» Try it: The answer is to be all of the data below, reproduced exactly.

==== Given records ====

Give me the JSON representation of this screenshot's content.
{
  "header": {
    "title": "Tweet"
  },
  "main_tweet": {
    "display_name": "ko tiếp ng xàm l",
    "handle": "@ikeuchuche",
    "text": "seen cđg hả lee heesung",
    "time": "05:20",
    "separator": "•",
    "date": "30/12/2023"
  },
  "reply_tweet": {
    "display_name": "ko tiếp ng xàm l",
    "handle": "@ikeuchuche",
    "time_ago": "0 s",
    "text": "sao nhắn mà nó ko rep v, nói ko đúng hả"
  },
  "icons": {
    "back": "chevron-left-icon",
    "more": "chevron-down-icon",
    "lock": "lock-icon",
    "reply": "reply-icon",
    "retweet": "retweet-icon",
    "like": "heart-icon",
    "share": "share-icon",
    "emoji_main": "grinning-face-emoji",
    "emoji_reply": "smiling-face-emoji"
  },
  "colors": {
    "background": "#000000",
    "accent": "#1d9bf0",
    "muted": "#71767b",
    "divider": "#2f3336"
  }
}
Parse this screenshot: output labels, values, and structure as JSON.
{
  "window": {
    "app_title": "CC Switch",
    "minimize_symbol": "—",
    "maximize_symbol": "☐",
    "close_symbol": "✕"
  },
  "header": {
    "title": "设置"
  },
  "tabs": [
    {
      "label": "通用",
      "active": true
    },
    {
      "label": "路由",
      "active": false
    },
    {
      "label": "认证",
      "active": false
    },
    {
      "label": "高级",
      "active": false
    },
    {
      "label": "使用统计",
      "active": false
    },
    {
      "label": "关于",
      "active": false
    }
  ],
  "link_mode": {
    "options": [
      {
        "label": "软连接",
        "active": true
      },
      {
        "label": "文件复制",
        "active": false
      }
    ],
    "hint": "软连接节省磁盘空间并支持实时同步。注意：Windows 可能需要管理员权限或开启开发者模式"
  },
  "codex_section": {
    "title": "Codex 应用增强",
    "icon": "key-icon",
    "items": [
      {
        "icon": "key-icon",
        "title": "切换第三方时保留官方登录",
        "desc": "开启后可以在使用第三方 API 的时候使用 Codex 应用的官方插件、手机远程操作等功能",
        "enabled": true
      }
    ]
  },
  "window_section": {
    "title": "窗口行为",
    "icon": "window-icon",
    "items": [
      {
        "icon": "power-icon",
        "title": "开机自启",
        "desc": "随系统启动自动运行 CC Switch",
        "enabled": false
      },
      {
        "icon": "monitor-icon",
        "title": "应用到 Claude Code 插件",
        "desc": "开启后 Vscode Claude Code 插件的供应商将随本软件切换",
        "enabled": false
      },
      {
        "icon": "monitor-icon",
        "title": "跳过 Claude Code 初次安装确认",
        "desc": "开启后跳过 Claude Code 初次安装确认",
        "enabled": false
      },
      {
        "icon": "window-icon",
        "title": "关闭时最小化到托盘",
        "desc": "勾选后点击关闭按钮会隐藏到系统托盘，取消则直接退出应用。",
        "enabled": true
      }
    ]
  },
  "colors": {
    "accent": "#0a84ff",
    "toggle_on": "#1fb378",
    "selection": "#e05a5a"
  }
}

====

» Answer box:
Give me the JSON representation of this screenshot's content.
{
  "header": {
    "title": "Tweet"
  },
  "main_tweet": {
    "display_name": "ko tiếp ng xàm l",
    "handle": "@ikeuchuche",
    "text": "seen cđg hả lee heesung",
    "time": "05:20",
    "separator": "•",
    "date": "30/12/2023"
  },
  "reply_tweet": {
    "display_name": "ko tiếp ng xàm l",
    "handle": "@ikeuchuche",
    "time_ago": "0 s",
    "text": "sao nhắn mà nó ko rep v, nói ko đúng hả"
  },
  "icons": {
    "back": "chevron-left-icon",
    "more": "chevron-down-icon",
    "lock": "lock-icon",
    "reply": "reply-icon",
    "retweet": "retweet-icon",
    "like": "heart-icon",
    "share": "share-icon",
    "emoji_main": "grinning-face-emoji",
    "emoji_reply": "smiling-face-emoji"
  },
  "colors": {
    "background": "#000000",
    "accent": "#1d9bf0",
    "muted": "#71767b",
    "divider": "#2f3336"
  }
}
Parse this screenshot: output labels, values, and structure as JSON.
{
  "window": {
    "app_title": "CC Switch",
    "minimize_symbol": "—",
    "maximize_symbol": "☐",
    "close_symbol": "✕"
  },
  "header": {
    "title": "设置"
  },
  "tabs": [
    {
      "label": "通用",
      "active": true
    },
    {
      "label": "路由",
      "active": false
    },
    {
      "label": "认证",
      "active": false
    },
    {
      "label": "高级",
      "active": false
    },
    {
      "label": "使用统计",
      "active": false
    },
    {
      "label": "关于",
      "active": false
    }
  ],
  "link_mode": {
    "options": [
      {
        "label": "软连接",
        "active": true
      },
      {
        "label": "文件复制",
        "active": false
      }
    ],
    "hint": "软连接节省磁盘空间并支持实时同步。注意：Windows 可能需要管理员权限或开启开发者模式"
  },
  "codex_section": {
    "title": "Codex 应用增强",
    "icon": "key-icon",
    "items": [
      {
        "icon": "key-icon",
        "title": "切换第三方时保留官方登录",
        "desc": "开启后可以在使用第三方 API 的时候使用 Codex 应用的官方插件、手机远程操作等功能",
        "enabled": true
      }
    ]
  },
  "window_section": {
    "title": "窗口行为",
    "icon": "window-icon",
    "items": [
      {
        "icon": "power-icon",
        "title": "开机自启",
        "desc": "随系统启动自动运行 CC Switch",
        "enabled": false
      },
      {
        "icon": "monitor-icon",
        "title": "应用到 Claude Code 插件",
        "desc": "开启后 Vscode Claude Code 插件的供应商将随本软件切换",
        "enabled": false
      },
      {
        "icon": "monitor-icon",
        "title": "跳过 Claude Code 初次安装确认",
        "desc": "开启后跳过 Claude Code 初次安装确认",
        "enabled": false
      },
      {
        "icon": "window-icon",
        "title": "关闭时最小化到托盘",
        "desc": "勾选后点击关闭按钮会隐藏到系统托盘，取消则直接退出应用。",
        "enabled": true
      }
    ]
  },
  "colors": {
    "accent": "#0a84ff",
    "toggle_on": "#1fb378",
    "selection": "#e05a5a"
  }
}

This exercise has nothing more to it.